It will probably be years before I get my share of that $30 million if our past is indication. I am referring, of course, to Hurricane Harvey. That was in August 2017, causing catastrophic flooding and more than 100 deaths. It’s tied with 2005's Hurricane Katrina as the costliest hurricane on record, inflicting $125 billion in damage, mostly from flooding in the Houston area. Harvey hit town almost FIVE YEARS AGO! Help is on the way. Maybe.
Congress originally appropriated $1.3 billion – yes, billion -- to help us recover from Harvey. Somehow the state’s General Land Office (GLO) got the funds to pass on to Houston.
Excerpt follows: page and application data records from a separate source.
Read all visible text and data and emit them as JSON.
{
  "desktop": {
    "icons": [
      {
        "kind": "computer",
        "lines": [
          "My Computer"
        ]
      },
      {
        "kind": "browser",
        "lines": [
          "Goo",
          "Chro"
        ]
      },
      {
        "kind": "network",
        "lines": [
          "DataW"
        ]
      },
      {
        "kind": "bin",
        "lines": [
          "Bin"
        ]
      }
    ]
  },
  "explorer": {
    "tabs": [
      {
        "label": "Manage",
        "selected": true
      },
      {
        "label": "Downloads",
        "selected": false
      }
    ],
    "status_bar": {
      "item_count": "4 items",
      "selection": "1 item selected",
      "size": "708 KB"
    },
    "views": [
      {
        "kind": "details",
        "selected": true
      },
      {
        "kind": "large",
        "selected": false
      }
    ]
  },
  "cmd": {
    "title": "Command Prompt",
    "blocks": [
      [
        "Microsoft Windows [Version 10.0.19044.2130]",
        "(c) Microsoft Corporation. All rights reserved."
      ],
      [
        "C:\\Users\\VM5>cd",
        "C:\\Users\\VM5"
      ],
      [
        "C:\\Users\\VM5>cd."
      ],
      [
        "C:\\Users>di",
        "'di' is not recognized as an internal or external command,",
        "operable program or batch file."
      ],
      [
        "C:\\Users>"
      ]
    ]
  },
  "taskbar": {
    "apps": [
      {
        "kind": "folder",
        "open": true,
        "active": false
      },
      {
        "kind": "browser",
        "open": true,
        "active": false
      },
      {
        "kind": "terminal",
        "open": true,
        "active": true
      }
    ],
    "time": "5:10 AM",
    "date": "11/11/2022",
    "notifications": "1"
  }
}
Remember that the GLO is run by George P. Bush, who planned on using that office as a stepping-stone to become the Texas Attorney General and then on and on. Alas, like the Kennedys’ Camelot, the Bush Dynasty died. George P. lost in the Republican primary runoff on May 24, 2022, to Ken Paxton: 68 to 32 percent of the vote. We must wonder about anyone who could lose more that 2-to-1 to an indicted official also under investigation by the FBI for bribery.
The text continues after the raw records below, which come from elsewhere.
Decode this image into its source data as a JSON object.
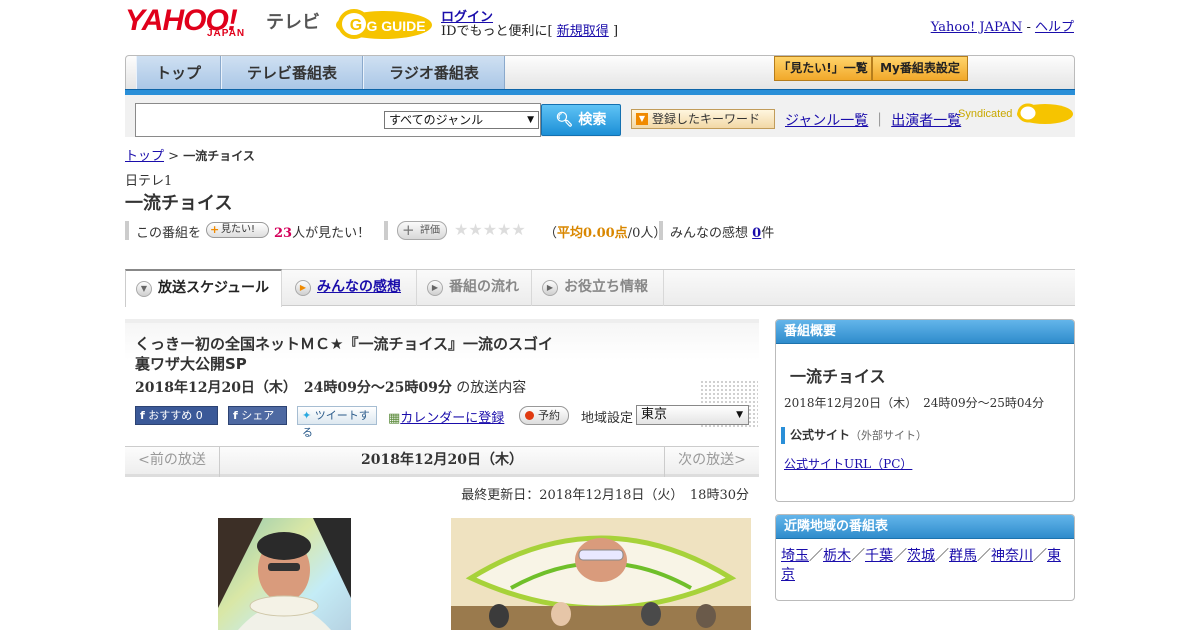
{
  "header": {
    "logo_yahoo": "YAHOO!",
    "logo_japan": "JAPAN",
    "logo_tv": "テレビ",
    "logo_gguide": "G GUIDE",
    "login_link": "ログイン",
    "login_sub_prefix": "IDでもっと便利に[",
    "signup_link": "新規取得",
    "login_sub_suffix": "]",
    "yahoo_japan_link": "Yahoo! JAPAN",
    "separator": " - ",
    "help_link": "ヘルプ"
  },
  "global_nav": {
    "tabs": [
      {
        "label": "トップ"
      },
      {
        "label": "テレビ番組表"
      },
      {
        "label": "ラジオ番組表"
      }
    ],
    "want_list_button": "「見たい!」一覧",
    "my_program_button": "My番組表設定"
  },
  "search": {
    "input_value": "",
    "genre_selected": "すべてのジャンル",
    "search_button": "検索",
    "keyword_button": "登録したキーワード",
    "genre_list_link": "ジャンル一覧",
    "link_separator": "｜",
    "performer_list_link": "出演者一覧",
    "syndicated_label": "Syndicated"
  },
  "breadcrumb": {
    "top_link": "トップ",
    "separator": " > ",
    "current": "一流チョイス"
  },
  "program": {
    "channel": "日テレ1",
    "title": "一流チョイス"
  },
  "stats": {
    "want_prefix": "この番組を",
    "want_button": "見たい!",
    "want_count": "23",
    "want_suffix": "人が見たい！",
    "rate_button": "評価",
    "stars": "★★★★★",
    "rating_open": "（",
    "rating_avg_label": "平均0.00点",
    "rating_count": "/0人）",
    "impressions_prefix": "みんなの感想",
    "impressions_count": "0",
    "impressions_suffix": "件"
  },
  "sub_tabs": [
    {
      "label": "放送スケジュール"
    },
    {
      "label": "みんなの感想"
    },
    {
      "label": "番組の流れ"
    },
    {
      "label": "お役立ち情報"
    }
  ],
  "episode": {
    "title_line1": "くっきー初の全国ネットＭＣ★『一流チョイス』一流のスゴイ",
    "title_line2": "裏ワザ大公開SP",
    "datetime": "2018年12月20日（木）　24時09分～25時09分",
    "datetime_suffix": " の放送内容",
    "fb_recommend": "おすすめ 0",
    "fb_share": "シェア",
    "tweet": "ツイートする",
    "calendar_link": "カレンダーに登録",
    "reserve_button": "予約",
    "region_label": "地域設定",
    "region_selected": "東京"
  },
  "date_nav": {
    "prev": "<前の放送",
    "current": "2018年12月20日（木）",
    "next": "次の放送>"
  },
  "last_updated": "最終更新日：2018年12月18日（火）　18時30分",
  "sidebar": {
    "overview_heading": "番組概要",
    "overview_title": "一流チョイス",
    "overview_time": "2018年12月20日（木）　24時09分～25時04分",
    "official_label": "公式サイト",
    "official_note": "（外部サイト）",
    "official_url_link": "公式サイトURL（PC）",
    "nearby_heading": "近隣地域の番組表",
    "nearby_regions": [
      "埼玉",
      "栃木",
      "千葉",
      "茨城",
      "群馬",
      "神奈川",
      "東京"
    ],
    "nearby_sep": "／"
  },
  "colors": {
    "accent_blue": "#2a8fd8",
    "yahoo_red": "#e0001b",
    "link": "#1a0dab"
  }
}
Who would get that $1.3 billion for hurricane relief? In an unbelievable move, the GLO allocated no money to either Houston or Harris County. Zero. Nada. The funds would to small, rural towns (which voted Republican) even though it was obvious to everyone that the appropriately named Bayou City and Harris County suffered the worst. After a lot of screaming and hollering, Bush then said he would seek $750 million for Harris County, though not for the city.
Meanwhile, there were – what else? – lawsuits. Harvey poured a record 62 inches of water on Houston. The U.S. Army Corps of Engineers controls the two dams that hold back water west of the city to prevent floods from inundating west Houston. So the engineers opened the dams doors, allowing a flood of water to, uh, inundate west Houston. My own house was one of the thousands that were destroyed. Lawsuits were filed against the Army citing, of all things, the Fifth Amendment to the U.S. Constitution. No, not that part about taking the Fifth to avoid testifying against yourself. Lawyers cited the rest of that amendment that no person shall "be deprived of life, liberty, or property, without due process of law nor shall private property be taken for public use, without just compensation.” The Army deprived me of my house without just compensation or even an un-just compensation. Alas, a judge threw out that argument but then a higher judge overruled the lower judge – still with me? -- and maybe my grandchildren will see ten bucks minus legal fees. Not to get sidetracked, but each year I pay hundreds of dollars for flood insurance. Should I? Apparently the governments will take care of those who didn’t pay.
Right now the city and the state are accusing the other of sloppiness, doing nothing or a power grab. Next thing you know they will be using satire, innuendo and hyperbole. Get this from Austin: “After missing the benchmarks the City of Houston set for itself -- three times in a row -- the GLO has determined the City of Houston has made no process improvements and never will.” It plans to take back $91 million of Hurricane Harvey disaster funds from the City of Houston. Mayor Sylvester Turner, in turn, called on the U.S. Department of Housing and Urban Development to investigate the land office for “biased and inconsistent treatment” of the City of Houston and its residents. Want one more complication? HUD has determined that the GLO discriminated against communities of color by denying then flood mitigation funding.
“We Want to Hear from YOU!” my email says. OK, I really don’t care about your petty spats except it involves my money. How about getting rid of the lot of you, both in Houston and Austin? Maybe your successors will fix my potholes.
Ashby votes at ashby2comcast.net